I was very curious to learn about the different experience a soloist might be subjected to when working with a living composer, as opposed to performing repertoire of a composer long deceased. How does the possibility of working together, of being able to ask questions or offer input affect the process? What are the specific challenges, and what are the opportunities when working side by side?
“It is a fascinating process”, says Dorman. ”Sometimes the soloist tells me, ‘I know what you mean, but it does not work here; let’s try to figure out how to make it work.’ I sometimes change things, when something is not that effective. Soloists know their instruments better than I ever will, so I like learning from them.”
When I ask him how soloists inform his compositions, he gets enthusiastic: ”It’s so much about the personality of the soloist. If I write a work for a soloist it is always about his or her aura. When I was working with percussionist Martin Grubinger, for example, I came to listen to him perform twice – in Salzburg and in Vienna. Recordings do not transmit enough of the personality of the performer. I then wrote a maximum and a minimum version of the score – a minimum score still full enough, and a maximum score, maybe difficult for him to handle. He is an incredible virtuoso; with one exception, where we both decided something did not work musically, he chose to play the maximum version.”

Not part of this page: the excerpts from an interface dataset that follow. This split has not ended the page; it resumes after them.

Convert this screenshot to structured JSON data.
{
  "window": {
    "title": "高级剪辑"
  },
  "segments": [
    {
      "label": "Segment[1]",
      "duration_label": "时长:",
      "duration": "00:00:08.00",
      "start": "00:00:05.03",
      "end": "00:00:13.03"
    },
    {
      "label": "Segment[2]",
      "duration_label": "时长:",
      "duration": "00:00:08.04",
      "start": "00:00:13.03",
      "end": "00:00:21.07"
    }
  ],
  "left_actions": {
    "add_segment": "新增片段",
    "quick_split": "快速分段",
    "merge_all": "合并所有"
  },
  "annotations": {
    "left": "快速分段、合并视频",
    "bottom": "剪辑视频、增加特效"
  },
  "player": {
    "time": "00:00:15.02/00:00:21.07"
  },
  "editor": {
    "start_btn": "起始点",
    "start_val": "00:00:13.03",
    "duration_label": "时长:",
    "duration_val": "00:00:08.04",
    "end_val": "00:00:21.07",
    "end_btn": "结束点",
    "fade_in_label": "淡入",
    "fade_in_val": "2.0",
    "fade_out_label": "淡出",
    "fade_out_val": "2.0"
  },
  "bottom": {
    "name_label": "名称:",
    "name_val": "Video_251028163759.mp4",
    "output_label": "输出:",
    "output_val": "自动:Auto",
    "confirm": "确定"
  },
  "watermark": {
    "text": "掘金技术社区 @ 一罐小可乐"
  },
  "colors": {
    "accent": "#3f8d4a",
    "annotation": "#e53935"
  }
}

Another example is Dorman’s experience of working with Alon Goldstein, the pianist of the “Lost Souls Piano concerto”, composed in 2009. Says Dorman: “When I heard him play some Bach … the quieter he got, the more captivating he became. The second movement of the concerto is very intimate. If I would have written it for someone else, I would have written if differently.”
And what are Dorman’s plans for the remainder of 2010? “In November 2010, three orchestras – The Winnipeg and the Nashville Symphony Orchestra, as well as the Marin Symphony Orchestra in San Francisco will perform my “(not) the shadow (not after Hans Christian Andersen)”, named after the romantic German fairy tale about a man who loses his shadow… a dark story.
And I have a premiere with the phenomenal jazz saxophonist Joshua Redman coming up, with the Alabama Symphony Orchestra. They are playing a lot of my music this season, since I am their composer in residence.
“I really enjoy working with friends”, says Dorman. “I have a growing group of musician-collaborators who are also my friends. I am sure I am going to forget some, if I am going to name them …” but he names mandolin virtuoso Avi Avital, violinist Arnaud Sussmann, pianist Alon Goldstein, percussionist Martin Grubinger.
His latest recording, that took place at Suny, Purchase, was an absolutely great experience, as he describes: ”The Metropolis Ensemble under conductor Andrew Cyr did not leave anything to wish for, thanks to the enthusiasm and commitment of the entire Ensemble. I could not have been happier.”
This concerto recording for Mandolin, Piccolo, Piano and Concerto Grosso, has been released by Naxos in January 2010.